The Guillotines are a group of assassins, sent out to eliminate the enemies of the emperor, so called because of the razor sharp, boomerang type weapons they use to decapitate their victims. Their young leader is Leng (Ethan Juan), and the heart of the group is Musen (Yuchun Li), a young woman whose father is the commander of the group. The Guillotines are steadily being eclipsed by new technology, specifically the Firearms Squad, led by Leng's blood brother Haidu (Shawn Yue).
The Guillotines have been sent to bring to justice the rebel Wolf (Xiaoming Huang), who leads a group of Han Chinese called the Herders. Han Chinese are considered second class citizens by the ruling Manchurian ethnic group, and that disparity of privilege and power is a strong theme that runs through the film.

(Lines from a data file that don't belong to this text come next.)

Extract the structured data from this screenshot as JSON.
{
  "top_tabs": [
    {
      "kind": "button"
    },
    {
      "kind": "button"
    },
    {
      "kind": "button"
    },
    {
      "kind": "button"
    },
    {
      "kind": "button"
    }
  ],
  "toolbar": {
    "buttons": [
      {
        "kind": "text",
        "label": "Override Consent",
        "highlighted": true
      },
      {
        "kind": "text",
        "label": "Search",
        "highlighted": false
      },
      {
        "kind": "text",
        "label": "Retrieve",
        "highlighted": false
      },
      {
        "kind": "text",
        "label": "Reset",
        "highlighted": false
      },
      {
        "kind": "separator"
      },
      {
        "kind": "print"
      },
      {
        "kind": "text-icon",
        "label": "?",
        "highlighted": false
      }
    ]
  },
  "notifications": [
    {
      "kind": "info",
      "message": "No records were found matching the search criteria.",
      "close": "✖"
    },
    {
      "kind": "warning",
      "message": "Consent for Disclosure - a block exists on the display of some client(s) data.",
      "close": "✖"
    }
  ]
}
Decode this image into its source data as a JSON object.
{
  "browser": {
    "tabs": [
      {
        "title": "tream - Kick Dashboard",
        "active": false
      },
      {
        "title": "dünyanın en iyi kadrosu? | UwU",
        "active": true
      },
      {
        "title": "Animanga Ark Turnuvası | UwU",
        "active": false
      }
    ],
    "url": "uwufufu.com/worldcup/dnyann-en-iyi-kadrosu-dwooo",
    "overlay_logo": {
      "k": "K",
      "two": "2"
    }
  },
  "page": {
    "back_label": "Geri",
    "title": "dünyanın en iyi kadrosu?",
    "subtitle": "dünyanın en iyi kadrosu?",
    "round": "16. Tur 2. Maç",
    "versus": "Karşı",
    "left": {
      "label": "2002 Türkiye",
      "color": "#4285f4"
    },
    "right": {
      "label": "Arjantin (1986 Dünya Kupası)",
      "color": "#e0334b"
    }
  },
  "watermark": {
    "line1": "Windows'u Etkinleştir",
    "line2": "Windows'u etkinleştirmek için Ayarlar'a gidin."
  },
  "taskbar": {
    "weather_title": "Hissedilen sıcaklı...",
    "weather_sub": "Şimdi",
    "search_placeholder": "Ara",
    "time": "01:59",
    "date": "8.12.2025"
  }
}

Of course, things are not exactly as they seem, and Leng and his group's loyalty is tested, as Wolf turns out to be an entirely different man than they at first thought, as do Haidu and the Emperor.
Perhaps it takes a certain amount of cultural knowledge that I don't have to fully appreciate the complexities of the story here, but things often happen for reasons that escaped me. Not to mention that, aside from Leng and Haidu, the numerous young male characters were not drawn particularly distinctly, making it difficult to feel much when one of them dies, or even keep straight which one it was.
While the plot is constructed well enough to move forward smoothly, much of the drama seems manufactured, and relies too much on the weeping bathos of men mourning their lost comrades and lamenting the betrayal of those they thought friends and allies. Lots of lingering shots of men in the depths of emotional trauma do not equal a compelling story, nor do they necessarily tug our heartstrings or make us empathize with these characters.
That's not to say that there isn't a lot of cool stuff here. The action scenes are intricate, exciting and fun, despite the use of some cheesy CG at times. The practical effects are very well done, but the animated guillotine devices flying through the air take the viewer out of the moment. For the most part, the characters are likeable and well portrayed, but the story (despite its fine pacing) simply doesn't cohere enough for the viewer to care very much about what happens to them.
In short, The Guillotines is a technically well executed epic story, that is beautifully shot, and a joy to watch, but isn't very engaging dramatically. Recommended, but mostly for how good it looks.
The video is 1.78:1 widescreen, and looks very, very good. The image is clear and crisp (with only the occasional light grain), with vibrant colors and sharp contrast. The awesome vistas of the Chinese countryside are presented in all their glory. This is a very good looking film.
Audio is available in 7.1 channel and 2.0 channel DTS-HD, in both Mandarin and English, with English subtitles available. The film sounds very good as well, with the audio surrounding the viewer in the involved action scenes particularly. In contrast to most dubbed films, the English audio track is done quite well, with the vocal performances matching quite well to the action of the film.
There are a few extras included. They are:
Interviews with Cast and Crew
There are thirty seven minutes worth of interviews with director Andrew Lau, several of the actors and the costume designer. This is fairly interesting.
At just over seventeen minutes, this featurette has interviews with much of the cast (mostly selected from the interviews mentioned above), along with a lot of behind the scenes footage. Also interesting.
A fairly effective trailer is presented here.
Trailers are included for New World, The King of the Streets and Tai Chi Hero.
The Guillotines desires to be a sweeping epic of Chinese history, but it fails to emotionally engage the viewer. While the action, performances, and even the basic plot are fine, the story as it unfolds and dramatic beats all seem to be slightly off, enough that it can't quite hook the audience. The film looks good, but it doesn't live up to its epic intentions.